A Yellowknife man charged with having sex with three teenage girls will learn his fate next week.
Joshua Desjarlais, 27, faces three counts of sexual assault. He’s alleged to have had sex with two 14 year-old girls and one 15-year-old girl over a two-week span in September of 2017 in Yellowknife.
Desjarlais was 25 at the time.
In October 2017, Desjarlais told police that the sex was consensual and he thought they were of age.
In cases such as this, where an accused uses a “mistaken belief in age” defence, a judge must be satisfied beyond a reasonable doubt that the accused did not take all necessary steps to determine the age of the complainant for a conviction to be handed down.
In a judge-alone trial in February, two of the three complainants testified.
One of witnesses testified that she had sex with Desjarlais, and that it was “likely consensual.” A second complainant was clear her sexual encounter with Desjarlais was not consensual.
The third complainant, who had been using a testimonial aid to block her from having to see Desjarlais in court, halted her testimony and left the courthouse. Without her evidence, the Crown is relying on Desjarlais’s admission to secure a conviction.
Through testimony, the court heard the complainants visited Desjarlais’s apartment over the two-week period in question, where cocaine and alcohol were allegedly supplied by the accused to the teenage girls.
One of the complainants detailed drug-fueled sexual encounters with Desjarlais.
During the trial, defence lawyer Scott Cowan argued that his client was told the girls were of age, and that he believed them.
One complainant testified she told Desjarlais she was 18, adding it was “kind of a joke.”
Cowan noted the complainants held jobs, didn’t appear to be in school, had “easy access” to alcohol, wore makeup and “looked older” than they were. Based on this information, along with what his client claims he was told by the girls regarding their ages, Cowan said Desjarlais was led to a “reasonable belief” each of the complainants were over the age of 16.
Prosecutor Morgan Fane said the age indicators used by the defence could just as easily describe a young person under the age of 16. Fane said the accused’s claim that he believed the girls were over 16 by virtue of their drinking and drug use did not hold much weight.
Fane argued Desjarlais did not have a “reasonable belief” the girls were of age, and that he was “willfully blind” to that fact.
Justice Shannon Smallwood has been left to decide the accused’s fate.
A decision was expected on Wednesday, but Smallwood offered counsel a chance to review and make submissions on a two-week-old Supreme Court of Canada ruling relevant to the case.
Outside of the Yellowknife Courthouse, Cowan said the defence’s position has been consistent with what his client told police when he first spoke to them in October 2017.
“He was told that they were of age and he believed they were of age and thus there was no offence being committed,” he said, adding “we now know they were under 16.”

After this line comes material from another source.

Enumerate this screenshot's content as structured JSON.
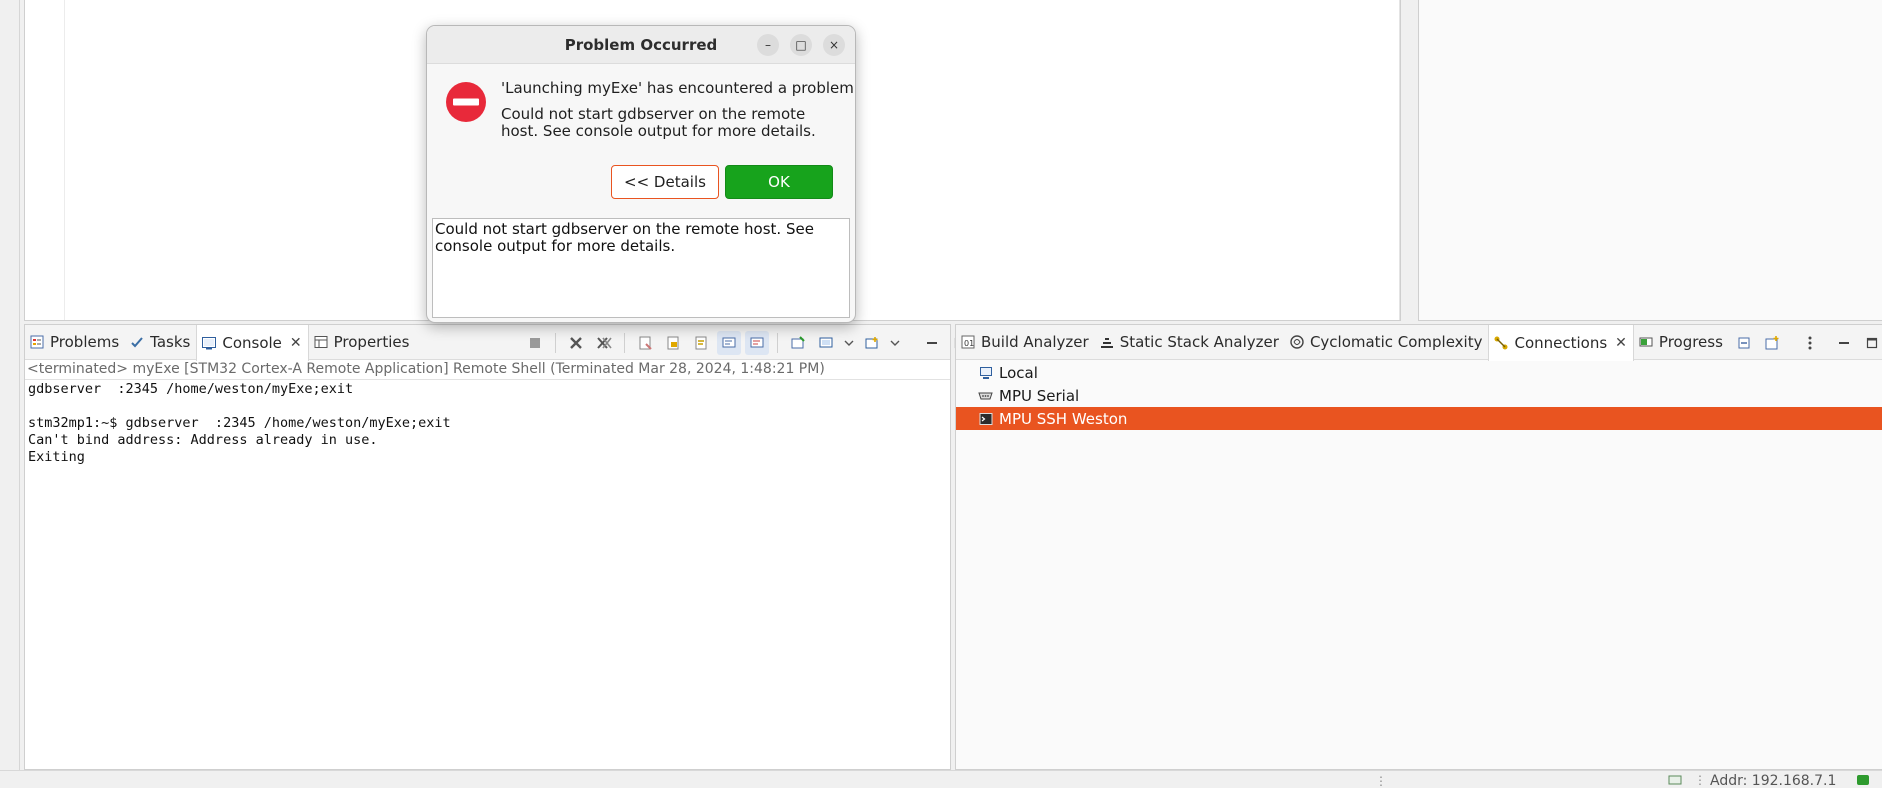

The Crown submits it has proven beyond a reasonable doubt that Desjarlais did not take all reasonable steps to ascertain the complainants’ ages, and therefore didn’t have a reasonable belief they were of age, committing the offences as a result.
Smallwood is expected to give her decision on April 10.
In Canada, a person must be 16 or older to legally consent to sex. There are exceptions in in which a 14 or 15 year old can legally consent to sex, but only if their partner is less than five years older and not in a position of trust or authority.